Steve and I were completely taken with it because Marty had honed in on the essence of Serenbe and how it’s a dance between masculine and feminine energies. And there it was in 3D form. We knew that one day we’d have him create it for Serenbe.
Last April, a full 15 years later, Steve mentioned he wanted to stop by Marty’s studio before our dinner at Bacchanalia to celebrate our 32nd wedding anniversary. When we walked in, there was a bigger maquette of the original sculpture — about three feet tall and on a stand. “Happy anniversary,” Steve said.
The sculpture, named The Dance, arrived and was installed one year later, just in time for our 33rd anniversary. The day coincided with the Serenbe Playhouse gala, so we asked all the kids to be at our house beforehand. We toasted our anniversary with Champagne and walked deep into the wildflower meadow to see the statue as a family.
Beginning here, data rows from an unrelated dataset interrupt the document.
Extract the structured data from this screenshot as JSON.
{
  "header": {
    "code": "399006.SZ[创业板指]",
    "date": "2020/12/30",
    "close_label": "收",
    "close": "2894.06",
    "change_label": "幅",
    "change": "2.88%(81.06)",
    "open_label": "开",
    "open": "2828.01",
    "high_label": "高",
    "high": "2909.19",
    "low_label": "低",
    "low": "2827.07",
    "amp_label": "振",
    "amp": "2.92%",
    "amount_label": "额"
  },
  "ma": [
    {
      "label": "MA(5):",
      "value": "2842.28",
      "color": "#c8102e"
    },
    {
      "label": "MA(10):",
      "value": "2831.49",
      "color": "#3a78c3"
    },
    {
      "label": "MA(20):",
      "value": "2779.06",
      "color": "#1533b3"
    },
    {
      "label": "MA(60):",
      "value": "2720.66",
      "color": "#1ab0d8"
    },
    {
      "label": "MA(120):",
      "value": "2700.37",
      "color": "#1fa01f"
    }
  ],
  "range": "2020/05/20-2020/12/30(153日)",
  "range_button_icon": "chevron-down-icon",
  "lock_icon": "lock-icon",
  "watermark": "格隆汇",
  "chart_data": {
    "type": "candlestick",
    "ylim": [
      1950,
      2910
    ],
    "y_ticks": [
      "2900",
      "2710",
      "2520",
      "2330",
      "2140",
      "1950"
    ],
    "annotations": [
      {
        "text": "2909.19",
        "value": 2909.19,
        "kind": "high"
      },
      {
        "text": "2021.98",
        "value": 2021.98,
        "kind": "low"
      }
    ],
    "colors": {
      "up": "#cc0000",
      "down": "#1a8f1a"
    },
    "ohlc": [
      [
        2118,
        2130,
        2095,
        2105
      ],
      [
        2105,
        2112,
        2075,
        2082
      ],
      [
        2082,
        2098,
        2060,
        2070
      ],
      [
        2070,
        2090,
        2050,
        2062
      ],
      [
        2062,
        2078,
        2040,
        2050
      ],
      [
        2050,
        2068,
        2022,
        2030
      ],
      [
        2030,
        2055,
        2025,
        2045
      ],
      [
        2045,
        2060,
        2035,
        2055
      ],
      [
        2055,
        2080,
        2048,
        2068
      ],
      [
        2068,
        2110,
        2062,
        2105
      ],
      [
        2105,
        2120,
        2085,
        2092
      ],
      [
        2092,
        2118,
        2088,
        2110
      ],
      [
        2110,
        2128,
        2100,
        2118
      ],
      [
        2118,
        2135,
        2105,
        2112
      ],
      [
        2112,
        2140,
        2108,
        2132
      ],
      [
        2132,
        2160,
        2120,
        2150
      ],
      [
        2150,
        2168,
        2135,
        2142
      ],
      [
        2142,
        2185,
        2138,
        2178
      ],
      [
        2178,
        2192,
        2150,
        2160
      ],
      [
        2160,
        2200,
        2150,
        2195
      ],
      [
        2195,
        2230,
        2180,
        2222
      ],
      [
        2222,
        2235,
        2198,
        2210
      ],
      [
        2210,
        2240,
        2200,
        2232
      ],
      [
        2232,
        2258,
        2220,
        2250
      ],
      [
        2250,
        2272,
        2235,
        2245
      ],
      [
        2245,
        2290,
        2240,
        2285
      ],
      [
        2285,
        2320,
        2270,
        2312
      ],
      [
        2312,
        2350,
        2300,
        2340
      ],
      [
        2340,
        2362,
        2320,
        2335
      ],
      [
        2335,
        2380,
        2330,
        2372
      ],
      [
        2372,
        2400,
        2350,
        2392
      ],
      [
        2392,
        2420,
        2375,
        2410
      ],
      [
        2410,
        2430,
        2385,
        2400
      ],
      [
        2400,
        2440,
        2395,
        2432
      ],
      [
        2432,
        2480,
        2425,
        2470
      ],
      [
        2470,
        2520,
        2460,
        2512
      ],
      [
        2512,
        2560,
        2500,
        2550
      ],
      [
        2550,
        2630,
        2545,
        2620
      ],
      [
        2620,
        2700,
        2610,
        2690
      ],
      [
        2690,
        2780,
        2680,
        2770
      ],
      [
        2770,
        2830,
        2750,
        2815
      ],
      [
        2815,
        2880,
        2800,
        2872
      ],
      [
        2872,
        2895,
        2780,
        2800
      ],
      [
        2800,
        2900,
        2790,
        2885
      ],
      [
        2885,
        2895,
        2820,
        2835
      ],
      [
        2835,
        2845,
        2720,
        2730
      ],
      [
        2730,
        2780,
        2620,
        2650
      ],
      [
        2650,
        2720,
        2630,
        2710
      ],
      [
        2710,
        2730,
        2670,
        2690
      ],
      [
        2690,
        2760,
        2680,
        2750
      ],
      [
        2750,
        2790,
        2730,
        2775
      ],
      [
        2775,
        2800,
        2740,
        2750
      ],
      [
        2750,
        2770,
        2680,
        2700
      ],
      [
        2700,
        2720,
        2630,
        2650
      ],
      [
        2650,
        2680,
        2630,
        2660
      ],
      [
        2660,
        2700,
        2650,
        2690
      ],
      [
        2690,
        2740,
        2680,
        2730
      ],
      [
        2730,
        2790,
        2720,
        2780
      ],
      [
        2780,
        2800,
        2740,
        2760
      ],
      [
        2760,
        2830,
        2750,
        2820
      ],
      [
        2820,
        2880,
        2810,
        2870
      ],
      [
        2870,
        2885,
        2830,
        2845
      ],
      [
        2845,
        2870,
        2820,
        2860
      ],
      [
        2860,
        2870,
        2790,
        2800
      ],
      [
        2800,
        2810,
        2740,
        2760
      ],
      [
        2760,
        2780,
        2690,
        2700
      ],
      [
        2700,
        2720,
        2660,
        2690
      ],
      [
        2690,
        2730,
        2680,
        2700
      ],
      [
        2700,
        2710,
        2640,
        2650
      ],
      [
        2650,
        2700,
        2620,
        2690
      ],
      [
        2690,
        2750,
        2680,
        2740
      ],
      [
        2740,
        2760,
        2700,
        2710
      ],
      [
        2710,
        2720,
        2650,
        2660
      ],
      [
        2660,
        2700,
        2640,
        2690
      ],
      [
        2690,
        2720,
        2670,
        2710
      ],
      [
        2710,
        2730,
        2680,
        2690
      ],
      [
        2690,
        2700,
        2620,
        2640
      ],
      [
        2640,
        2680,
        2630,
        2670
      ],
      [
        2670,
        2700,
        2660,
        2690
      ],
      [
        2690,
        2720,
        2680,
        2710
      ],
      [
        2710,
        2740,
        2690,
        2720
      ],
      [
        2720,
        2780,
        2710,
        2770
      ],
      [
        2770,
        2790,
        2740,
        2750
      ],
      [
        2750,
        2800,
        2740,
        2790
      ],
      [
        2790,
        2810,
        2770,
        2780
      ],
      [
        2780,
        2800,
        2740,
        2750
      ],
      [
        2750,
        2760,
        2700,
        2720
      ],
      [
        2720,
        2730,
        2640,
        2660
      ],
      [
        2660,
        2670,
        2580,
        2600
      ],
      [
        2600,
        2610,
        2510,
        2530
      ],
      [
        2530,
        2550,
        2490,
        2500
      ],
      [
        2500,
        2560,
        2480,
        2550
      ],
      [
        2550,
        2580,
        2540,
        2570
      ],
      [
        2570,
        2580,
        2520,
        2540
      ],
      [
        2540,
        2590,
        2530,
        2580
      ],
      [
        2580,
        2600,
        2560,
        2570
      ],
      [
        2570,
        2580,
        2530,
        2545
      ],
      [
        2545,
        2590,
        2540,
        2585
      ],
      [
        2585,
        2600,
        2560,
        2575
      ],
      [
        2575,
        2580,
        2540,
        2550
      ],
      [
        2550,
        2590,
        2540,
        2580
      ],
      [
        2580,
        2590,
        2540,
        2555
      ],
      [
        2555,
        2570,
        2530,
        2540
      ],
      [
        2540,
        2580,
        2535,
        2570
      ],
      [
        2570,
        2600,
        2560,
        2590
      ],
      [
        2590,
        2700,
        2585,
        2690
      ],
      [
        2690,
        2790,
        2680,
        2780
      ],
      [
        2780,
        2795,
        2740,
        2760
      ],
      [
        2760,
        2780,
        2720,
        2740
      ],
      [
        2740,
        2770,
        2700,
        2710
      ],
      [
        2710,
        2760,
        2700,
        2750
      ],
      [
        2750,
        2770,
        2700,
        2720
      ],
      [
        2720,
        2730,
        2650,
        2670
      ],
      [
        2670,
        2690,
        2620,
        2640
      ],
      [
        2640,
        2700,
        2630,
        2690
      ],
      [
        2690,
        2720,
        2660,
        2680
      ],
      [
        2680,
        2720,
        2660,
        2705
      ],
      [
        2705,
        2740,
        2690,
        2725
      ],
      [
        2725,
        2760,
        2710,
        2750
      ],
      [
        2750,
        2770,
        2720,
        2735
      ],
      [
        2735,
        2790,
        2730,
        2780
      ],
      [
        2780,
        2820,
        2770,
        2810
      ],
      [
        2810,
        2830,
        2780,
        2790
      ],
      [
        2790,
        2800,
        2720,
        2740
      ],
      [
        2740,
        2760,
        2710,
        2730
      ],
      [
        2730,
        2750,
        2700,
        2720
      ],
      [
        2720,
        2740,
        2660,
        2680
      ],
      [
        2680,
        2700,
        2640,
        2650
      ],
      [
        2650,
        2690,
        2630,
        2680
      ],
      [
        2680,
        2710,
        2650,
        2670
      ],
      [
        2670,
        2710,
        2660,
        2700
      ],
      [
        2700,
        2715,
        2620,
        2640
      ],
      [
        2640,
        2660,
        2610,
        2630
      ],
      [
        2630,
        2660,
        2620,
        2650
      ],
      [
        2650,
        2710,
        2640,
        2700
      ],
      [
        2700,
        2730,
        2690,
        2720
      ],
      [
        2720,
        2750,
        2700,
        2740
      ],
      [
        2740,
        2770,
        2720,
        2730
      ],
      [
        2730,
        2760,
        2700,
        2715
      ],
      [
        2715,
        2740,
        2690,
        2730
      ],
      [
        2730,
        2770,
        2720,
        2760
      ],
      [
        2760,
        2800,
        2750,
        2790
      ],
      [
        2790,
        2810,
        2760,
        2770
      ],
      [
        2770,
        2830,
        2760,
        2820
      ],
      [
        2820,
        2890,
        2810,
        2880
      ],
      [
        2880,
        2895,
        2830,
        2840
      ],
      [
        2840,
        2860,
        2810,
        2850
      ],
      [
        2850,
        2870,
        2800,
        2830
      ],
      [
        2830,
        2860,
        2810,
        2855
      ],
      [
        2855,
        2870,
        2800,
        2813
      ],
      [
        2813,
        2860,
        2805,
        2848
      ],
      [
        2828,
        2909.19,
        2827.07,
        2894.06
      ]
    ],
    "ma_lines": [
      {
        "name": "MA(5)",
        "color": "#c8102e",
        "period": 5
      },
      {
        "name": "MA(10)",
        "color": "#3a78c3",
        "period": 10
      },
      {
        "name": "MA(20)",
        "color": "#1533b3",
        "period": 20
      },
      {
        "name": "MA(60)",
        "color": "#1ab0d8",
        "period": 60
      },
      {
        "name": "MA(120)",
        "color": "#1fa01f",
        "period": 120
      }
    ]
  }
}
I asked everyone to save the last sip of Champagne and we all poured it around the statue to christen it.
In creating the piece, Marty, who was just commissioned to do the new MLK statue at the state capitol, was also inspired by Kahlil Gibran’s passage on marriage in his book, The Prophet:
Love one another, but make not a bond of love:
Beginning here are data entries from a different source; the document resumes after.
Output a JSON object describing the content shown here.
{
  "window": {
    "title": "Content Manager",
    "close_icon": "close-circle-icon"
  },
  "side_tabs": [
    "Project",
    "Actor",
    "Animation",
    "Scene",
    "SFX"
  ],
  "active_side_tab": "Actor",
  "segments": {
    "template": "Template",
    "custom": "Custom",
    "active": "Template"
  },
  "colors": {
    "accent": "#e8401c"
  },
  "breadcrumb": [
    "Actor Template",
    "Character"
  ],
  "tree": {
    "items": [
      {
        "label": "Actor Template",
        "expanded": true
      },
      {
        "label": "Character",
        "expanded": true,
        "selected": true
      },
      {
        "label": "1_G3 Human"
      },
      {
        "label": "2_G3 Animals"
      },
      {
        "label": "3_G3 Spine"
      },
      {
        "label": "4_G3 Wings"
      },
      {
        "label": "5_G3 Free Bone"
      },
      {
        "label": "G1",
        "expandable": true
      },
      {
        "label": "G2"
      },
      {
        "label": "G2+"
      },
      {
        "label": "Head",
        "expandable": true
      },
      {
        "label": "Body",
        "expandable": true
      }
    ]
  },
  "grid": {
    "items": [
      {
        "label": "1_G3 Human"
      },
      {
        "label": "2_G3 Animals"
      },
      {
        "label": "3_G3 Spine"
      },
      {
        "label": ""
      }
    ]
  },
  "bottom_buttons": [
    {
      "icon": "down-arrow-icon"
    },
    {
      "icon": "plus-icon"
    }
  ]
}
Let it rather be a moving sea between the shores of your souls.
Fill each other’s cup but drink not from one cup.
Give one another of your bread but eat not from the same loaf.
Sing and dance together and be joyous, but let each one of you be alone,
Even as the strings of a lute are alone though they quiver with the same music.
Give your hearts, but not into each other’s keeping.
For only the hand of Life can contain your hearts.
And stand together yet not too near together:
For the pillars of the temple stand apart,
And the oak tree and the cypress grow not in each other’s shadow.
What I love most about the sculpture, besides its rotating base that makes it look like it’s dancing, is that it’s textured, like Marty put the clay on piece by piece. It’s not smooth. It’s all the cracks and crevices that we bring to our relationships and make us human.